We saw it happen to Matt Lauer, Harvey Weinstein, Louis C.K., etc. and rightfully so, no one should get away with using their power to intimidate and coerce others into doing something they don’t want to do. However, the cancel culture movement has begun to take a turn that has left many social media users confused on who they’re allowed to publicly support or not. People attempt to “cancel” singers and actors when they say one comment that maybe their fans don’t agree with, and from that point on the individual is branded with the scarlet letter of their mis-wordings. Many individuals attempted to cancel Taylor Swift, for her lack of political involvement when she has such a large conservative following, and more traditional first wave feminist lyrics. However, Swift took a turn within the past year, being very outspoken about her discontent with Trump and advocacy for the LGBT+ community. So it becomes a weird grey area that gets complex especially when social media is involved and personal vendetta against specific celebrities snowball into a multitude of reasoning’s behind stripping someone of their platform. 

“Cancelling” also doesn’t always work. Jenna Wortham, a culture writer for the New York Times, contemplated this phenomenon in regards to individuals who have been “cancelled” for serious crimes but still went on to gain success within their industry, such as Micheal Jackson and Chris Brown. She says “…Jackson is still everywhere. His songs influenced generations of musicians. It simply isn’t possible to totally cancel him. So it (cancel culture) doesn’t really work, you can’t just cut problematic people and problematic cultural properties or entities out because it’s whack-a-mole, right? You’re dealing with the symptoms of a sick society rather than actually treating the disease.”

Within the past year we’ve mainly seen “cancelling” in the form of old social media posts from celebrities that would now be considered offensive and insensitive. However, more times than not these celebrities were young teenagers when they tweeted whatever they get exposed for, we also need to remember how different humor was even just ten years ago. Humor was rooted in sexism, racism, homophobia, basically stereotyping in general was high at the time in regards to what was considered “comedy.” That doesn’t excuse any of the behaviour or content that’s come to light, but it does, yet again, create a tricky grey area. It seems that “cancelling” someone is less about holding someone accountable for a real consistent wrongdoing, and more gaslighting of one mistake made many years ago to distract from bigger issues. When a celebrity gets outed for something they said, or did, years ago that is deemed as inappropriate, offensive, or just straight up illegal, they should be held accountable, but we also shouldn’t let it tarnish complete careers/reputations. Obviously, every case is subjective and different, so we really can’t generalize when it comes to who should be cancelled and who shouldn’t, but we should make sure we’re paying attention, and engaging in discussions.

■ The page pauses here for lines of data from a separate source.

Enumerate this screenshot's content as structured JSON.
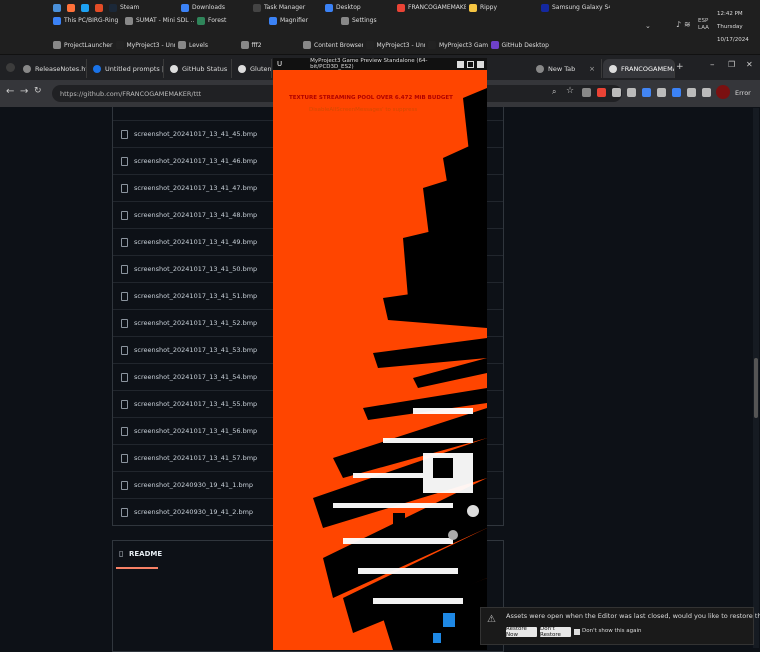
{
  "taskbar": {
    "row1": [
      {
        "label": "",
        "color": "#4a90d9"
      },
      {
        "label": "",
        "color": "#ff7139"
      },
      {
        "label": "",
        "color": "#1da1f2"
      },
      {
        "label": "",
        "color": "#e34c26"
      },
      {
        "label": "Steam",
        "color": "#1b2838"
      },
      {
        "label": "Downloads",
        "color": "#3b82f6"
      },
      {
        "label": "Task Manager",
        "color": "#444"
      },
      {
        "label": "Desktop",
        "color": "#3b82f6"
      },
      {
        "label": "FRANCOGAMEMAKE...",
        "color": "#ea4335"
      },
      {
        "label": "Rippy",
        "color": "#f5c542"
      },
      {
        "label": "Samsung Galaxy S4 M...",
        "color": "#1428a0"
      },
      {
        "label": "This PC/BIRG-Ring",
        "color": "#3b82f6"
      },
      {
        "label": "SUMAT - Mini SDL ...",
        "color": "#888"
      },
      {
        "label": "Forest",
        "color": "#2f855a"
      },
      {
        "label": "Magnifier",
        "color": "#3b82f6"
      },
      {
        "label": "Settings",
        "color": "#888"
      }
    ],
    "row2": [
      {
        "label": "ProjectLauncher",
        "color": "#888"
      },
      {
        "label": "MyProject3 - Unreal E...",
        "color": "#222"
      },
      {
        "label": "Levels",
        "color": "#888"
      },
      {
        "label": "fff2",
        "color": "#888"
      },
      {
        "label": "Content Browser",
        "color": "#888"
      },
      {
        "label": "MyProject3 - Unreal E...",
        "color": "#222"
      },
      {
        "label": "MyProject3 Game Pre...",
        "color": "#222"
      },
      {
        "label": "GitHub Desktop",
        "color": "#6e40c9"
      }
    ],
    "tray": {
      "time": "12:42 PM",
      "day": "Thursday",
      "date": "10/17/2024",
      "lang1": "ESP",
      "lang2": "LAA"
    }
  },
  "tabs": [
    {
      "label": "ReleaseNotes.html",
      "color": "#888"
    },
    {
      "label": "Untitled prompts | G",
      "color": "#1a73e8"
    },
    {
      "label": "GitHub Status",
      "color": "#ddd"
    },
    {
      "label": "Gluten and",
      "color": "#ddd"
    },
    {
      "label": "New Tab",
      "color": "#888"
    },
    {
      "label": "FRANCOGAMEMAKER",
      "color": "#ddd"
    }
  ],
  "browser": {
    "url": "https://github.com/FRANCOGAMEMAKER/ttt",
    "error_label": "Error"
  },
  "files": [
    "screenshot_20241017_13_41_45.bmp",
    "screenshot_20241017_13_41_46.bmp",
    "screenshot_20241017_13_41_47.bmp",
    "screenshot_20241017_13_41_48.bmp",
    "screenshot_20241017_13_41_49.bmp",
    "screenshot_20241017_13_41_50.bmp",
    "screenshot_20241017_13_41_51.bmp",
    "screenshot_20241017_13_41_52.bmp",
    "screenshot_20241017_13_41_53.bmp",
    "screenshot_20241017_13_41_54.bmp",
    "screenshot_20241017_13_41_55.bmp",
    "screenshot_20241017_13_41_56.bmp",
    "screenshot_20241017_13_41_57.bmp",
    "screenshot_20240930_19_41_1.bmp",
    "screenshot_20240930_19_41_2.bmp"
  ],
  "readme_label": "README",
  "game": {
    "title": "MyProject3 Game Preview Standalone (64-bit/PCD3D_ES2)",
    "warning": "TEXTURE STREAMING POOL OVER 6.472 MiB BUDGET",
    "subwarning": "DisableAllScreenMessages' to suppress",
    "bg": "#ff4500"
  },
  "toast": {
    "message": "Assets were open when the Editor was last closed, would you like to restore them now?",
    "restore": "Restore Now",
    "dont_restore": "Don't Restore",
    "dont_show": "Don't show this again"
  }
}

Comedian Billy Eichner took to Twitter a few months ago amid old homophobic tweets from Kevin Hart resurfacing which lead to his termination from hosting the Oscars. “I’m not into people being permanently ‘cancelled’ over something like this. To me, ‘cancellation’ is childish. I’m into conversation, not cancellation. I’m into owning up to past mistakes, acknowledging blindspots and hurtful remarks, talking through it, discussing it, learning, moving past it and making progress together. To cancel someone immediately, is denying them that opportunity to learn and grow.”

Eichner is making a lot of valid points and while this is commentating specifically on the aspect of cancelling culture that is scrutiny over past offensive tweets, jokes, etc. it speaks volumes to how quickly we as a society are ready to change our thoughts on an individual based on public perception. It needs to be more about a discussion around what was deemed offensive, why it’s offensive, and how the person plans to make up and grow from it. 

While cancel culture isn’t always valid, sometimes is over reactive, and is basically all based around grey areas of accountability, it does, at least, do just that; hold individuals accountable.